Start of DATASET EXCERPTS
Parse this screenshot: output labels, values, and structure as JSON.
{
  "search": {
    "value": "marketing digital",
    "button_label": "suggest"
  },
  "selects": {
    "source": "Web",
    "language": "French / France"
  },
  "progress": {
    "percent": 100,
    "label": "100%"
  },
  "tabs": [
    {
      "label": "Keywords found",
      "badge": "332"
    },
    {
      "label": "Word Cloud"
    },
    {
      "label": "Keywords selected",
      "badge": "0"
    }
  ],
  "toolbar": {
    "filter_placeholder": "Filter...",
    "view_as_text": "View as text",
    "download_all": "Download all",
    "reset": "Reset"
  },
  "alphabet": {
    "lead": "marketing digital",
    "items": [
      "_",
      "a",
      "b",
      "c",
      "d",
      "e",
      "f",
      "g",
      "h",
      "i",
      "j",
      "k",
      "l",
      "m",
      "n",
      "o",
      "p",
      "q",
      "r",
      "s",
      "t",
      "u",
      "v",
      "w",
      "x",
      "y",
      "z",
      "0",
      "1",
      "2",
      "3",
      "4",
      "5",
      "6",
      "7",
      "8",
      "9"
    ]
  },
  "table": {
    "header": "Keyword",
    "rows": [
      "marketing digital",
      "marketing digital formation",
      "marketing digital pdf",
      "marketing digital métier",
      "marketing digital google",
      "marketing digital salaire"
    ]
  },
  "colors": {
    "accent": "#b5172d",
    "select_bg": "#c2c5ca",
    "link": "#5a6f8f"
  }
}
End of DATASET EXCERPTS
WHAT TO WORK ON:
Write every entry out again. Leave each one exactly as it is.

SOLUTION TO THIS PROBLEM:
Parse this screenshot: output labels, values, and structure as JSON.
{
  "search": {
    "value": "marketing digital",
    "button_label": "suggest"
  },
  "selects": {
    "source": "Web",
    "language": "French / France"
  },
  "progress": {
    "percent": 100,
    "label": "100%"
  },
  "tabs": [
    {
      "label": "Keywords found",
      "badge": "332"
    },
    {
      "label": "Word Cloud"
    },
    {
      "label": "Keywords selected",
      "badge": "0"
    }
  ],
  "toolbar": {
    "filter_placeholder": "Filter...",
    "view_as_text": "View as text",
    "download_all": "Download all",
    "reset": "Reset"
  },
  "alphabet": {
    "lead": "marketing digital",
    "items": [
      "_",
      "a",
      "b",
      "c",
      "d",
      "e",
      "f",
      "g",
      "h",
      "i",
      "j",
      "k",
      "l",
      "m",
      "n",
      "o",
      "p",
      "q",
      "r",
      "s",
      "t",
      "u",
      "v",
      "w",
      "x",
      "y",
      "z",
      "0",
      "1",
      "2",
      "3",
      "4",
      "5",
      "6",
      "7",
      "8",
      "9"
    ]
  },
  "table": {
    "header": "Keyword",
    "rows": [
      "marketing digital",
      "marketing digital formation",
      "marketing digital pdf",
      "marketing digital métier",
      "marketing digital google",
      "marketing digital salaire"
    ]
  },
  "colors": {
    "accent": "#b5172d",
    "select_bg": "#c2c5ca",
    "link": "#5a6f8f"
  }
}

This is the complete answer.